On James
You’ve already heard a little about how great he was and encouraging and just fun to have on the ride. I have known James his entire life, and have never heard him talk as much as I did in that one day. It was so great to see him in his new element. He thought I was kidding when I said he could do this professionally, but seriously. He is grace defined on a bicycle. Not only as an athlete, but as a person. What you don’t see on the video is that two miles into the ride, Louise got a flat tire. James stayed behind and helped fix it, then caught up to the rest of us. You already heard how he stuck with me and was so great to be willing to help his several-years-older-than-him aunt make it through. He could be with the “cool” kids, but chose to stick with an old lady.

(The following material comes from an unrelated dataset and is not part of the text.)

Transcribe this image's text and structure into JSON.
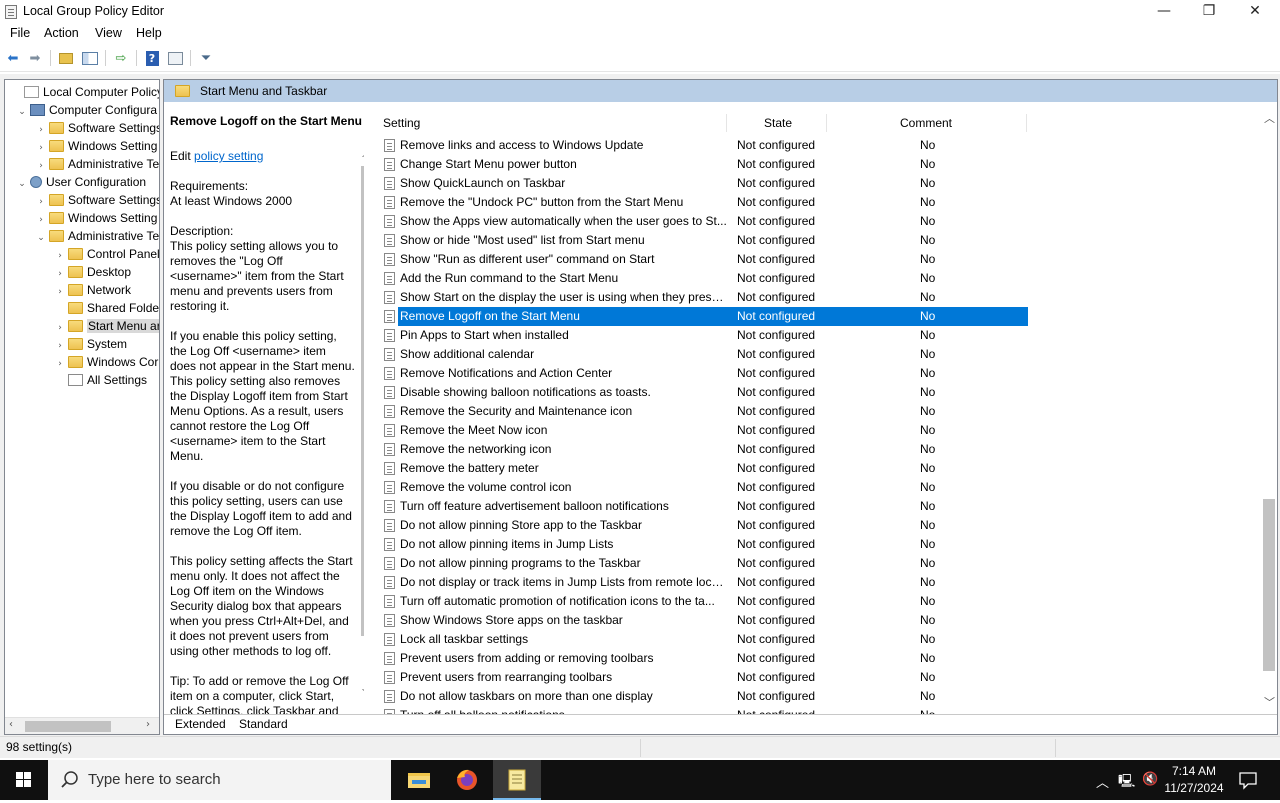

When he would take the lead in the front of the train, he would sit up in his saddle, take both hands off and use those times to eat and drink. Effortless. It made me jealous that he could take it that easy when compared to the times I was in the lead. It was a challenge for me to keep the pace that he could do easily no-handed. Punk. I am immensely proud to be his aunt.

On Rachael
Rachael is a friend of one of Neva’s daughters. Neva’s enthusiasm is contagious enough that she makes anyone believe in themselves. She convinced Rachael to be on our team, and Rachael started training only back in March. She’s newer to this sport than I am. I didn’t have as much opportunity to get to know her as I would have liked, but I know she set new records for herself that day. She struggled with some physical challenges, and kept pushing herself beyond what others would have. Jake confirmed what I suspected, which is that she keeps going when others would quit. She wasn’t able to complete as much of the ride as she would have liked, but she did more than she thought she could.

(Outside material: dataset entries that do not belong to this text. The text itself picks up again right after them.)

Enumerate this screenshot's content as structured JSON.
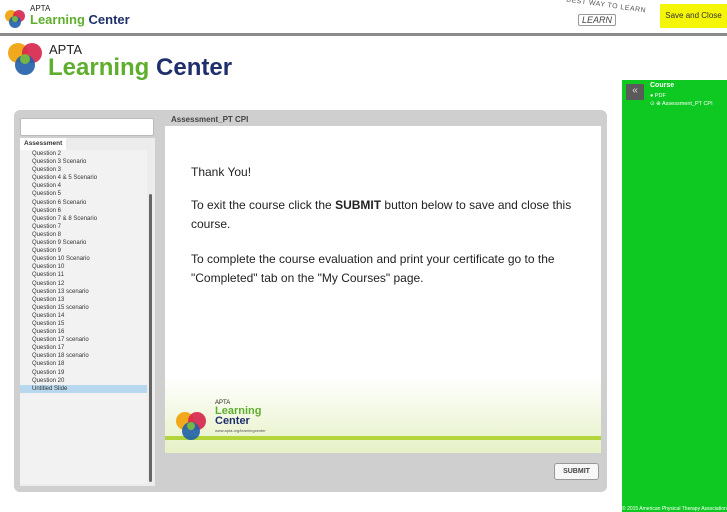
{
  "topbar": {
    "logo_small_line1": "APTA",
    "logo_small_line2_a": "Learning",
    "logo_small_line2_b": " Center",
    "badge_arc": "BEST WAY TO LEARN",
    "badge_learn": "LEARN",
    "save_close_label": "Save and Close"
  },
  "header": {
    "logo_line1": "APTA",
    "logo_line2_a": "Learning",
    "logo_line2_b": " Center"
  },
  "course_panel": {
    "collapse_glyph": "«",
    "title": "Course",
    "items": [
      {
        "bullet": "●",
        "label": "PDF"
      },
      {
        "bullet": "⊙ ⊕",
        "label": "Assessment_PT CPI"
      }
    ],
    "copyright": "© 2015 American Physical Therapy Association"
  },
  "player": {
    "title": "Assessment_PT CPI",
    "toc_tab": "Assessment",
    "toc_items": [
      "Question 2",
      "Question 3 Scenario",
      "Question 3",
      "Question 4 & 5 Scenario",
      "Question 4",
      "Question 5",
      "Question 6 Scenario",
      "Question 6",
      "Question 7 & 8 Scenario",
      "Question 7",
      "Question 8",
      "Question 9 Scenario",
      "Question 9",
      "Question 10 Scenario",
      "Question 10",
      "Question 11",
      "Question 12",
      "Question 13 scenario",
      "Question 13",
      "Question 15 scenario",
      "Question 14",
      "Question 15",
      "Question 16",
      "Question 17 scenario",
      "Question 17",
      "Question 18 scenario",
      "Question 18",
      "Question 19",
      "Question 20",
      "Untitled Slide"
    ],
    "selected_item": "Untitled Slide",
    "slide": {
      "line1": "Thank You!",
      "line2_pre": "To exit the course click the ",
      "line2_bold": "SUBMIT",
      "line2_post": " button below to save and close this course.",
      "line3": "To complete  the course evaluation and print your certificate go to the \"Completed\" tab on the \"My Courses\" page.",
      "logo_line1": "APTA",
      "logo_line2": "Learning",
      "logo_line3": "Center",
      "logo_url": "www.apta.org/learningcenter"
    },
    "submit_label": "SUBMIT"
  }
}
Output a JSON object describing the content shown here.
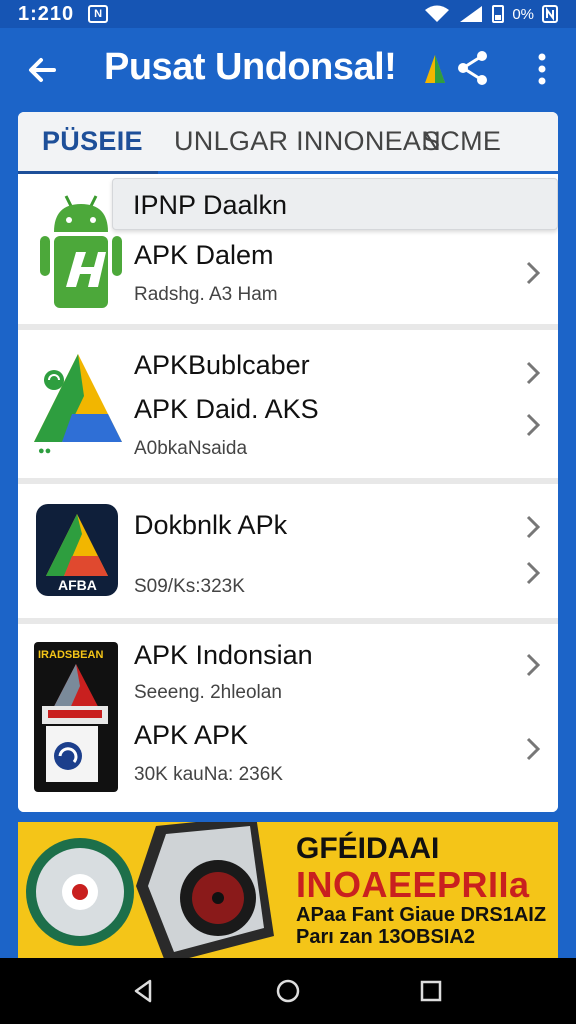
{
  "status_bar": {
    "time": "1:210",
    "battery_text": "0%",
    "notification_glyph": "N"
  },
  "app_bar": {
    "title": "Pusat Undonsal!",
    "icons": [
      "back-arrow-icon",
      "brand-triangle-icon",
      "share-icon",
      "more-vert-icon"
    ]
  },
  "tabs": [
    {
      "label": "PÜSEIE",
      "active": true
    },
    {
      "label": "UNLGAR INNONEAN",
      "active": false
    },
    {
      "label": "SCME",
      "active": false
    }
  ],
  "list": {
    "search_chip": "IPNP Daalkn",
    "items": [
      {
        "lines": [
          "APK Dalem"
        ],
        "sub": "Radshg. A3 Ham",
        "icon": "android-robot-icon"
      },
      {
        "lines": [
          "APKBublcaber",
          "APK Daid. AKS"
        ],
        "sub": "A0bkaNsaida",
        "icon": "triangle-logo-icon"
      },
      {
        "lines": [
          "Dokbnlk APk"
        ],
        "sub": "S09/Ks:323K",
        "icon": "gradient-a-logo-icon",
        "icon_text": "AFBA"
      },
      {
        "lines": [
          "APK Indonsian",
          "APK  APK"
        ],
        "subs": [
          "Seeeng. 2hleolan",
          "30K kauNa: 236K"
        ],
        "icon": "robot-box-icon",
        "icon_text": "IRADSBEAN"
      }
    ]
  },
  "banner": {
    "line1": "GFÉIDAAI",
    "line2": "INOAEEPRIIa",
    "line3": "APaa Fant Giaue DRS1AIZ",
    "line4": "Parı zan 13OBSIA2",
    "icons": [
      "disc-icon",
      "speaker-device-icon"
    ]
  },
  "colors": {
    "primary": "#1c64c8",
    "banner_yellow": "#f4c518",
    "banner_red": "#c9201f",
    "active_tab": "#1e4f99"
  },
  "nav_bar": {
    "icons": [
      "back-triangle-icon",
      "home-circle-icon",
      "recents-square-icon"
    ]
  }
}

Laura, Rachael, Reo, Neva, Coralee

People who have watched the video tell me they wish they could be part of my family. They see the wonderful support and love we lent to each other, as demonstrated in the final hill and getting Louise across the finish line. That’s the wonderful thing about events like this. It’s not an individual effort – it’s the efforts of many that make finishing possible, wherever that finish line is.

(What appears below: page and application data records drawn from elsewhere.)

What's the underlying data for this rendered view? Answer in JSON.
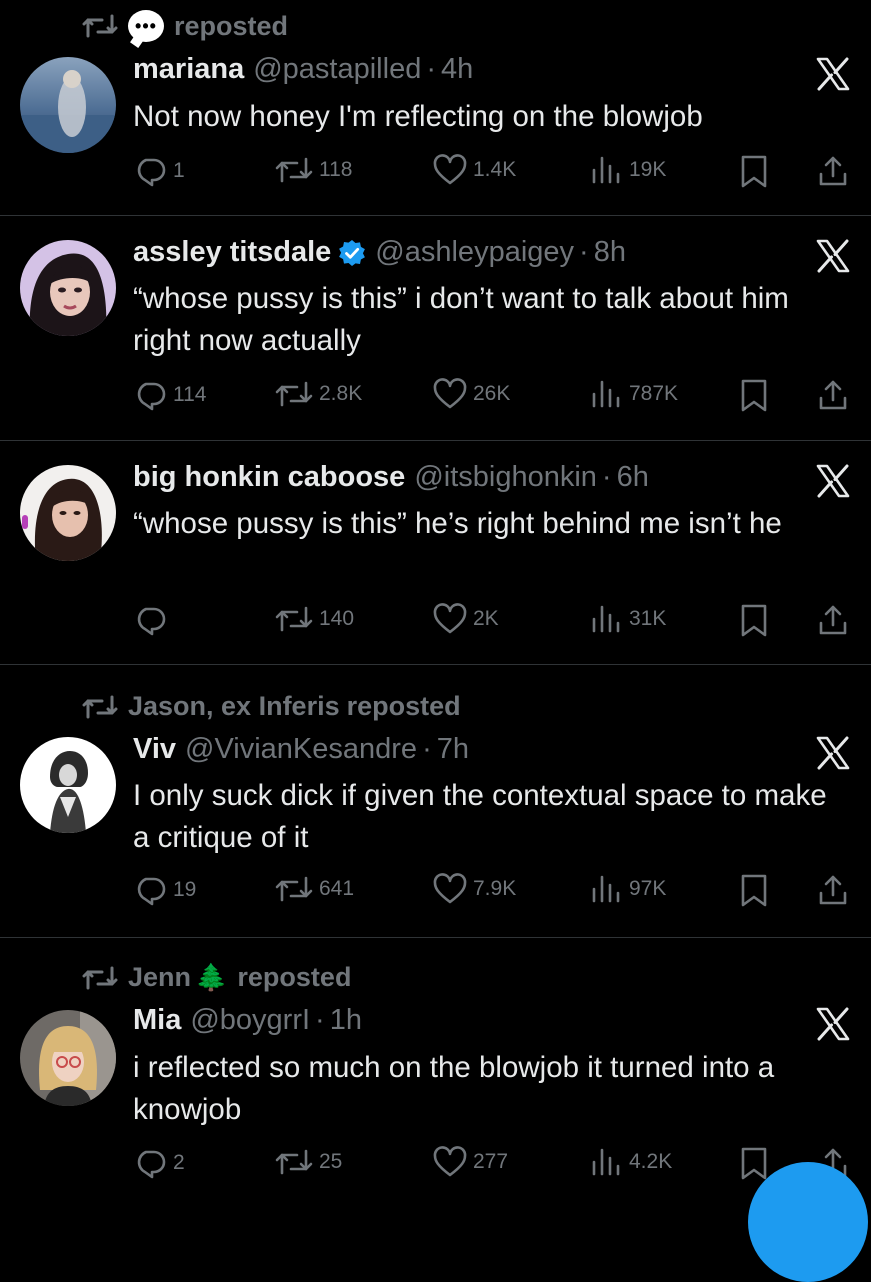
{
  "tweets": [
    {
      "repost": {
        "user": "",
        "suffix": "reposted",
        "badge": "bubble-icon",
        "badge_text": "•••"
      },
      "name": "mariana",
      "handle": "@pastapilled",
      "separator": "·",
      "time": "4h",
      "verified": false,
      "text": "Not now honey I'm reflecting on the blowjob",
      "stats": {
        "replies": "1",
        "reposts": "118",
        "likes": "1.4K",
        "views": "19K"
      }
    },
    {
      "repost": null,
      "name": "assley titsdale",
      "handle": "@ashleypaigey",
      "separator": "·",
      "time": "8h",
      "verified": true,
      "text": "“whose pussy is this” i don’t want to talk about him right now actually",
      "stats": {
        "replies": "114",
        "reposts": "2.8K",
        "likes": "26K",
        "views": "787K"
      }
    },
    {
      "repost": null,
      "name": "big honkin caboose",
      "handle": "@itsbighonkin",
      "separator": "·",
      "time": "6h",
      "verified": false,
      "text": "“whose pussy is this” he’s right behind me isn’t he",
      "stats": {
        "replies": "",
        "reposts": "140",
        "likes": "2K",
        "views": "31K"
      }
    },
    {
      "repost": {
        "user": "Jason, ex Inferis",
        "suffix": "reposted"
      },
      "name": "Viv",
      "handle": "@VivianKesandre",
      "separator": "·",
      "time": "7h",
      "verified": false,
      "text": "I only suck dick if given the contextual space to make a critique of it",
      "stats": {
        "replies": "19",
        "reposts": "641",
        "likes": "7.9K",
        "views": "97K"
      }
    },
    {
      "repost": {
        "user": "Jenn",
        "emoji": "🌲",
        "suffix": "reposted"
      },
      "name": "Mia",
      "handle": "@boygrrI",
      "separator": "·",
      "time": "1h",
      "verified": false,
      "text": "i reflected so much on the blowjob it turned into a knowjob",
      "stats": {
        "replies": "2",
        "reposts": "25",
        "likes": "277",
        "views": "4.2K"
      }
    }
  ],
  "colors": {
    "background": "#000000",
    "text": "#e7e9ea",
    "muted": "#71767b",
    "divider": "#2f3336",
    "accent": "#1d9bf0"
  }
}
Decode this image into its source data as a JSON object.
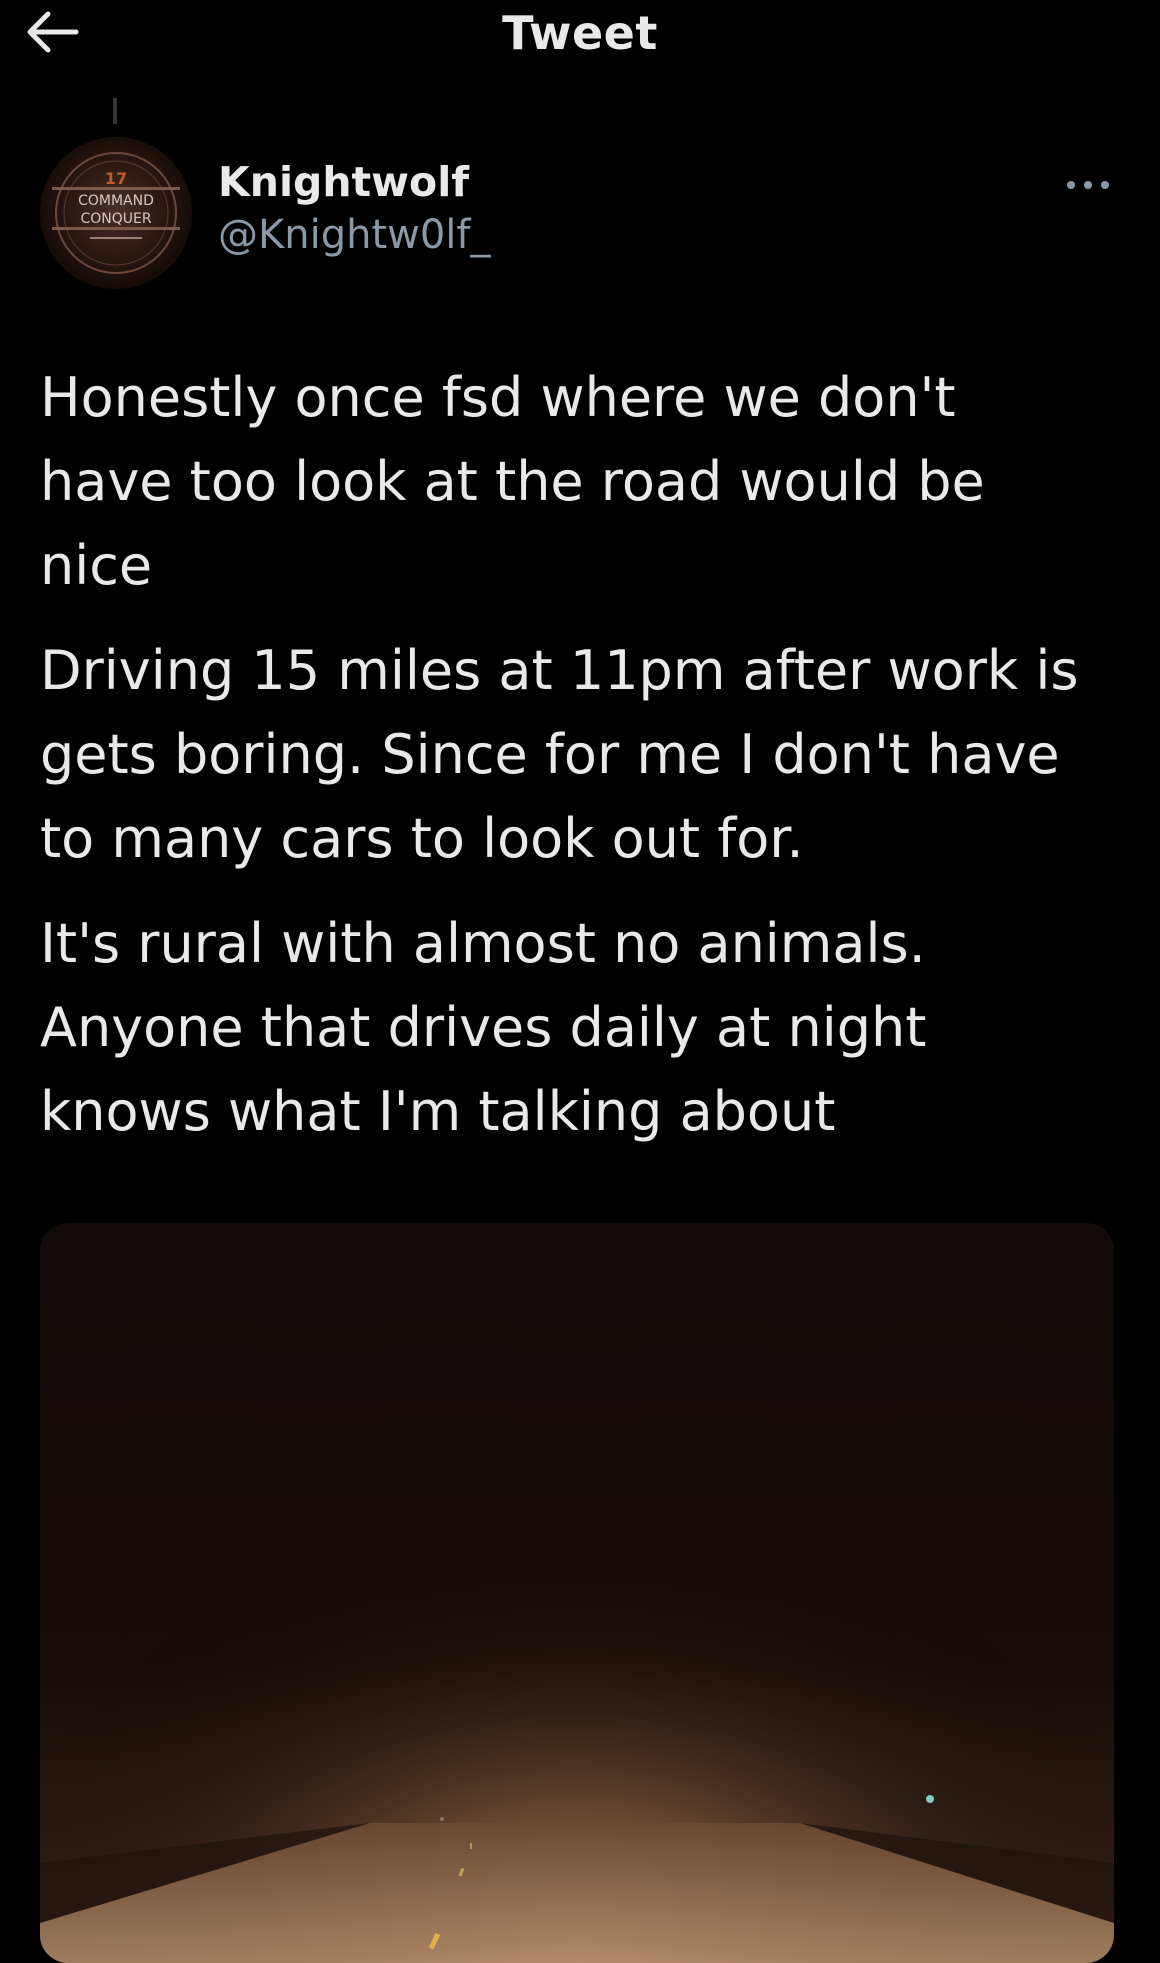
{
  "header": {
    "title": "Tweet",
    "back_icon": "arrow-left-icon"
  },
  "author": {
    "name": "Knightwolf",
    "handle": "@Knightw0lf_",
    "avatar": {
      "badge_number": "17",
      "line1": "COMMAND",
      "line2": "CONQUER"
    }
  },
  "tweet": {
    "paragraphs": [
      "Honestly once fsd where we don't\nhave too look at the road would be\nnice",
      "Driving 15 miles at 11pm after work is\ngets boring. Since for me I don't have\nto many cars to look out for.",
      "It's rural with almost no animals.\nAnyone that drives daily at night\nknows what I'm talking about"
    ],
    "more_icon": "more-horizontal-icon"
  },
  "colors": {
    "background": "#000000",
    "text_primary": "#e7e9ea",
    "text_secondary": "#8b98a5"
  }
}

The best thing about the day wasn’t that I got to ride my bike across Utah, through smelly cow farts, with muscle pain, and mechanical difficulties. No, the best part of the day was watching Greg run alongside Louise, and Don and Jared and Josie push and encourage her. It was seeing Jeff and Neva take turns pushing her even though they had just pushed themselves physically beyond their limits. It was watching James’s children wrap their arms around him, and Julie welcome everyone with the same warm hug at the finish. It was Talena playing “Let It Go,” for me from her mini-van while I struggled on the road to Saratoga Springs. It was Kristina and Coralee making up cheers for us at every intersection and making us laugh, and keeping their good spirits even when I ran out of my own. It was watching Jeff ride alongside Louise when he was enduring his own pain – just so his wife could have someone to ride with. It was Nancy Beth crying with me as we emotionally watched our team push Louise up the hill, and saying she would deny it (I have video proof of this). It was Caleb and Micah and Liliana proudly holding signs to encourage Grandma Louise. And I know I’m leaving people out of this list – it’s not intentional – it’s just that there are too many moments for me to accurately capture and document. It was that every family member wore a purple Team Sandra t-shirt with a lightning bolt and cheered and encouraged us, even if they weren’t in Utah.



The best part of that day was love. 

We weren't all quite ready for the photo yet.